TASK DIRECTIONS.
I need only the number of lines in this data that contain the string "Первые".

##### DATA EXTRACT

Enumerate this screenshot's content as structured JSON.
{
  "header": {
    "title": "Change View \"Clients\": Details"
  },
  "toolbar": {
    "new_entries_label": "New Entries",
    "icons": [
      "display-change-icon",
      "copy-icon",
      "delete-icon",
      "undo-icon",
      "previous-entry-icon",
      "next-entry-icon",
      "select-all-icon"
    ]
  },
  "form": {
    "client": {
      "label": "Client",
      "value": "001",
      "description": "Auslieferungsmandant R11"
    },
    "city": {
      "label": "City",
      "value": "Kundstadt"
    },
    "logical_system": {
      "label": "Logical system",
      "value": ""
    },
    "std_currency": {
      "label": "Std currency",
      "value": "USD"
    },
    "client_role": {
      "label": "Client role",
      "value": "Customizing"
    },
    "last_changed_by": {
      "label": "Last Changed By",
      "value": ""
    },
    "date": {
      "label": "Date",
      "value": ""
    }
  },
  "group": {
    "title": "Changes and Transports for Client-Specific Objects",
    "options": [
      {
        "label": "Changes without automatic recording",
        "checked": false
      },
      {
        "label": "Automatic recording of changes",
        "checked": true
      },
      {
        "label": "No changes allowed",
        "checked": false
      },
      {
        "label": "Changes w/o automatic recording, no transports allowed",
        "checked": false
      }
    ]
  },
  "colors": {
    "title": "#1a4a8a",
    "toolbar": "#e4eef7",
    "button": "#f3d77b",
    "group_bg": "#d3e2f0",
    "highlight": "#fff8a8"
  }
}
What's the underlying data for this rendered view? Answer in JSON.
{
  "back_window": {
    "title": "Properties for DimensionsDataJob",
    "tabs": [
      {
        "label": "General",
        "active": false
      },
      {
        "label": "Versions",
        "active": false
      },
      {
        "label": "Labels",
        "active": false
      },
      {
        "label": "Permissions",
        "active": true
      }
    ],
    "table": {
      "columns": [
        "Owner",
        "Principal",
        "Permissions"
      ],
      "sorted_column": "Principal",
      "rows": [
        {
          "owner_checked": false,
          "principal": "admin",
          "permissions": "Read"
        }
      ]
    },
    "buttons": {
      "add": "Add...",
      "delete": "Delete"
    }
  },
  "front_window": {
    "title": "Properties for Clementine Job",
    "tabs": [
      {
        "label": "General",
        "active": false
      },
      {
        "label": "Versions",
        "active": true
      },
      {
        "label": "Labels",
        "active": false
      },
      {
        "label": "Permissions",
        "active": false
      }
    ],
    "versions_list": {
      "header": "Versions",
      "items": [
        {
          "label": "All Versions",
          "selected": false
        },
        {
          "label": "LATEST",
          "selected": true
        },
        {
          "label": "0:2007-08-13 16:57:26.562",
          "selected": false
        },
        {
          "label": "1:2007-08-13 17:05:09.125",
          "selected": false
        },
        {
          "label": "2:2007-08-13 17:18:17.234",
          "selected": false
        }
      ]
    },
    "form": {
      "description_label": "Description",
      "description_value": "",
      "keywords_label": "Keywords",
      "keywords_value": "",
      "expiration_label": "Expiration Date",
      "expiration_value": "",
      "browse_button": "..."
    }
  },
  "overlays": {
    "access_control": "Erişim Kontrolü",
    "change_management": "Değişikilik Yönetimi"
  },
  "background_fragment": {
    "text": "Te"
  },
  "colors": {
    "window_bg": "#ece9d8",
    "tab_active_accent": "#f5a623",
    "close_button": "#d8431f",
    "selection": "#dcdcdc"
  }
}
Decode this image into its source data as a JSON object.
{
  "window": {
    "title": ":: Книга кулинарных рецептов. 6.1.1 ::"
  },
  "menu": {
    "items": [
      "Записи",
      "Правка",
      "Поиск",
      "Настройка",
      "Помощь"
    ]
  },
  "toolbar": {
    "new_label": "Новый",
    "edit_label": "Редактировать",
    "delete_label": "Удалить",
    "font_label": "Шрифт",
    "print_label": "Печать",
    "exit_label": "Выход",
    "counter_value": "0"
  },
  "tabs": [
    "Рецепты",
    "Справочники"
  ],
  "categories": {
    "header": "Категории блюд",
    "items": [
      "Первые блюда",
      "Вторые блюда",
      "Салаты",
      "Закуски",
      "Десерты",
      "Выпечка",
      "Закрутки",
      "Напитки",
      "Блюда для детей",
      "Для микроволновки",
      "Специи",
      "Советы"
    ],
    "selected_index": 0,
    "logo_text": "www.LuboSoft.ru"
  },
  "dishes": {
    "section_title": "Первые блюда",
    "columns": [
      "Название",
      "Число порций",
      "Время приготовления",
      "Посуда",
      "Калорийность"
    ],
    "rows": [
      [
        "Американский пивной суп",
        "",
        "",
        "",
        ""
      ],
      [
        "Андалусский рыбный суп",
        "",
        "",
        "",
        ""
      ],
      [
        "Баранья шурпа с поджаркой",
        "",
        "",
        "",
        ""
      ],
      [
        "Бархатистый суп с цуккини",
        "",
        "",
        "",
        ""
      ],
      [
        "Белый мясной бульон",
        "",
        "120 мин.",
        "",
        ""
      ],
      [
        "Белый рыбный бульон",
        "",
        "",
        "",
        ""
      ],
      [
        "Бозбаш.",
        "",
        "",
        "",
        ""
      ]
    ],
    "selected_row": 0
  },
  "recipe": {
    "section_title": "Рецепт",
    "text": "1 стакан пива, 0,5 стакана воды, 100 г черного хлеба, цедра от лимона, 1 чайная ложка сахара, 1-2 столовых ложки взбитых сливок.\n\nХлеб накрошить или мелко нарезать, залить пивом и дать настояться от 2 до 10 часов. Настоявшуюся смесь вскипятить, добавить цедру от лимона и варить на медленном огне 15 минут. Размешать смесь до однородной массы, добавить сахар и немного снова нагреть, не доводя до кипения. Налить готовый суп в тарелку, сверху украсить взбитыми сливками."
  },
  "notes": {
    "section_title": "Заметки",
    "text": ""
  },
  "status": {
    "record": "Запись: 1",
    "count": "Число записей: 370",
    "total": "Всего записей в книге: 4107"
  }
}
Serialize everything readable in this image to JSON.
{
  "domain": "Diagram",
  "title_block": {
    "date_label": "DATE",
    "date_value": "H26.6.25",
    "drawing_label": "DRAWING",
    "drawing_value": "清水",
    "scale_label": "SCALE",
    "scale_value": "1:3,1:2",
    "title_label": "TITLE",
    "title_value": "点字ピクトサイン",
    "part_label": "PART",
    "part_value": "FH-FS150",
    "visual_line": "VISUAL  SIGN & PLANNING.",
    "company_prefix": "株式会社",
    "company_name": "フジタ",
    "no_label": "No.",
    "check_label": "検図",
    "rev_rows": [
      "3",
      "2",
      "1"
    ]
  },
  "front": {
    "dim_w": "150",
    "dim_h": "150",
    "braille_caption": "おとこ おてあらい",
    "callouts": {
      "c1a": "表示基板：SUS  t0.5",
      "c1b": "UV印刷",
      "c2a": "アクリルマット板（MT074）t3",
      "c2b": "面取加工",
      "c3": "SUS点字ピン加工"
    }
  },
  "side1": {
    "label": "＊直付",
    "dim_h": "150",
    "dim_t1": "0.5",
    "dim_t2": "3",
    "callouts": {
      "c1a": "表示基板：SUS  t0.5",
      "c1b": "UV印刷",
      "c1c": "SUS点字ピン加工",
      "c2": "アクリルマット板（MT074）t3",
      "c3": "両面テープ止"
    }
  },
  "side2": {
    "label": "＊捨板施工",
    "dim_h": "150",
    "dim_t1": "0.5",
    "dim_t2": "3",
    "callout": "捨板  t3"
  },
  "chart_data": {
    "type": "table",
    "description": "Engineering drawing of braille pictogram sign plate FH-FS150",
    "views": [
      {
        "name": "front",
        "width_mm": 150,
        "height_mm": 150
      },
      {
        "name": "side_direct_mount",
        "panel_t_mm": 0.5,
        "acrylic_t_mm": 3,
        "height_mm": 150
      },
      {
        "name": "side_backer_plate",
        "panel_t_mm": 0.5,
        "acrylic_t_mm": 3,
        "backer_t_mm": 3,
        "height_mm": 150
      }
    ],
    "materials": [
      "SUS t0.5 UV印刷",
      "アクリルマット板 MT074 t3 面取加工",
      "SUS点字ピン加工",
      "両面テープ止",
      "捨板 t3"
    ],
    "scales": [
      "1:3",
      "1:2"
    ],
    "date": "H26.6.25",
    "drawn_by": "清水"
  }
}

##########

YOUR RESPONSE.
2